━━━ Data provided ━━━
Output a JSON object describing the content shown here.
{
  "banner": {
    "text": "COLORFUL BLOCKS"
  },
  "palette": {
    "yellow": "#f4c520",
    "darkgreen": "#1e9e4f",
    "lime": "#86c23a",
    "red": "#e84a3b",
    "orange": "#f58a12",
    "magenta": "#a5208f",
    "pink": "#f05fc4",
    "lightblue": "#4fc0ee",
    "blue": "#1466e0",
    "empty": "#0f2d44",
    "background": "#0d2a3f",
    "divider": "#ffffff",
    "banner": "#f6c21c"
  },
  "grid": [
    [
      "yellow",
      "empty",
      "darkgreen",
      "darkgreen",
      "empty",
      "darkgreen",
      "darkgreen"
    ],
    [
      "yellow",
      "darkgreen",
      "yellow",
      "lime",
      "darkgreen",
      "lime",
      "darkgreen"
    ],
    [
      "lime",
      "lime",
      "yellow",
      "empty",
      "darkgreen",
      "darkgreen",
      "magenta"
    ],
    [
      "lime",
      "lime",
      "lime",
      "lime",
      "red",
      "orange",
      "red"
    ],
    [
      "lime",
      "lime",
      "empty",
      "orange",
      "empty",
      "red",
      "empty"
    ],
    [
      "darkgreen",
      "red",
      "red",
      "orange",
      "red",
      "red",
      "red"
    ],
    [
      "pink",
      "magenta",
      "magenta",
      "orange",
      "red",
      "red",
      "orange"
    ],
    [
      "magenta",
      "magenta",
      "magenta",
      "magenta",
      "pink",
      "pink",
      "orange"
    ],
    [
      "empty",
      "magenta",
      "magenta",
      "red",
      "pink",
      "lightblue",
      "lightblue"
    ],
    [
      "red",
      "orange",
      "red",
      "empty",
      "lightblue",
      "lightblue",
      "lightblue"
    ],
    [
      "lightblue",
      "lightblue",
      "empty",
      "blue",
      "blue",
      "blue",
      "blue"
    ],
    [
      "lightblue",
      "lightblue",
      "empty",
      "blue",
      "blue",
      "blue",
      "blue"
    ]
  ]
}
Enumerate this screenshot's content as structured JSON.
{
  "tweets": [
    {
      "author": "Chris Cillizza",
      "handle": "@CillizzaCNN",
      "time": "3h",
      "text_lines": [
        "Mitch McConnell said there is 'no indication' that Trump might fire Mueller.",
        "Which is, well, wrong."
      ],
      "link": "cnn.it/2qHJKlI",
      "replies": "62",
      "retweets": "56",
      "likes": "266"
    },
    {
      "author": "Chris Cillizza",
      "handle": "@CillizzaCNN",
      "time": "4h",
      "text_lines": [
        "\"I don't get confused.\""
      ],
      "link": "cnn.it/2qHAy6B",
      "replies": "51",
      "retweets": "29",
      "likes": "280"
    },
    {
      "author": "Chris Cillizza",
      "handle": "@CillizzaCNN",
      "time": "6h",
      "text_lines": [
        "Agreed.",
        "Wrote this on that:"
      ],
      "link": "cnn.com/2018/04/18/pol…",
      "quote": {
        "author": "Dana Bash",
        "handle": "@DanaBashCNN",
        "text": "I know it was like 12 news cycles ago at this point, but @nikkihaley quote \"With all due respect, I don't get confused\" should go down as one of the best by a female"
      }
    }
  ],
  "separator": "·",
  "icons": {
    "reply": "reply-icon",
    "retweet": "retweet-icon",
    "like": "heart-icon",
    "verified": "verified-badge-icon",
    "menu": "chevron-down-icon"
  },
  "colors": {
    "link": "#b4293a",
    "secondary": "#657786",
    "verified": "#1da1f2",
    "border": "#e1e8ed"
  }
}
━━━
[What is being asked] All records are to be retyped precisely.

[Solution for this problem]
Output a JSON object describing the content shown here.
{
  "banner": {
    "text": "COLORFUL BLOCKS"
  },
  "palette": {
    "yellow": "#f4c520",
    "darkgreen": "#1e9e4f",
    "lime": "#86c23a",
    "red": "#e84a3b",
    "orange": "#f58a12",
    "magenta": "#a5208f",
    "pink": "#f05fc4",
    "lightblue": "#4fc0ee",
    "blue": "#1466e0",
    "empty": "#0f2d44",
    "background": "#0d2a3f",
    "divider": "#ffffff",
    "banner": "#f6c21c"
  },
  "grid": [
    [
      "yellow",
      "empty",
      "darkgreen",
      "darkgreen",
      "empty",
      "darkgreen",
      "darkgreen"
    ],
    [
      "yellow",
      "darkgreen",
      "yellow",
      "lime",
      "darkgreen",
      "lime",
      "darkgreen"
    ],
    [
      "lime",
      "lime",
      "yellow",
      "empty",
      "darkgreen",
      "darkgreen",
      "magenta"
    ],
    [
      "lime",
      "lime",
      "lime",
      "lime",
      "red",
      "orange",
      "red"
    ],
    [
      "lime",
      "lime",
      "empty",
      "orange",
      "empty",
      "red",
      "empty"
    ],
    [
      "darkgreen",
      "red",
      "red",
      "orange",
      "red",
      "red",
      "red"
    ],
    [
      "pink",
      "magenta",
      "magenta",
      "orange",
      "red",
      "red",
      "orange"
    ],
    [
      "magenta",
      "magenta",
      "magenta",
      "magenta",
      "pink",
      "pink",
      "orange"
    ],
    [
      "empty",
      "magenta",
      "magenta",
      "red",
      "pink",
      "lightblue",
      "lightblue"
    ],
    [
      "red",
      "orange",
      "red",
      "empty",
      "lightblue",
      "lightblue",
      "lightblue"
    ],
    [
      "lightblue",
      "lightblue",
      "empty",
      "blue",
      "blue",
      "blue",
      "blue"
    ],
    [
      "lightblue",
      "lightblue",
      "empty",
      "blue",
      "blue",
      "blue",
      "blue"
    ]
  ]
}
Enumerate this screenshot's content as structured JSON.
{
  "tweets": [
    {
      "author": "Chris Cillizza",
      "handle": "@CillizzaCNN",
      "time": "3h",
      "text_lines": [
        "Mitch McConnell said there is 'no indication' that Trump might fire Mueller.",
        "Which is, well, wrong."
      ],
      "link": "cnn.it/2qHJKlI",
      "replies": "62",
      "retweets": "56",
      "likes": "266"
    },
    {
      "author": "Chris Cillizza",
      "handle": "@CillizzaCNN",
      "time": "4h",
      "text_lines": [
        "\"I don't get confused.\""
      ],
      "link": "cnn.it/2qHAy6B",
      "replies": "51",
      "retweets": "29",
      "likes": "280"
    },
    {
      "author": "Chris Cillizza",
      "handle": "@CillizzaCNN",
      "time": "6h",
      "text_lines": [
        "Agreed.",
        "Wrote this on that:"
      ],
      "link": "cnn.com/2018/04/18/pol…",
      "quote": {
        "author": "Dana Bash",
        "handle": "@DanaBashCNN",
        "text": "I know it was like 12 news cycles ago at this point, but @nikkihaley quote \"With all due respect, I don't get confused\" should go down as one of the best by a female"
      }
    }
  ],
  "separator": "·",
  "icons": {
    "reply": "reply-icon",
    "retweet": "retweet-icon",
    "like": "heart-icon",
    "verified": "verified-badge-icon",
    "menu": "chevron-down-icon"
  },
  "colors": {
    "link": "#b4293a",
    "secondary": "#657786",
    "verified": "#1da1f2",
    "border": "#e1e8ed"
  }
}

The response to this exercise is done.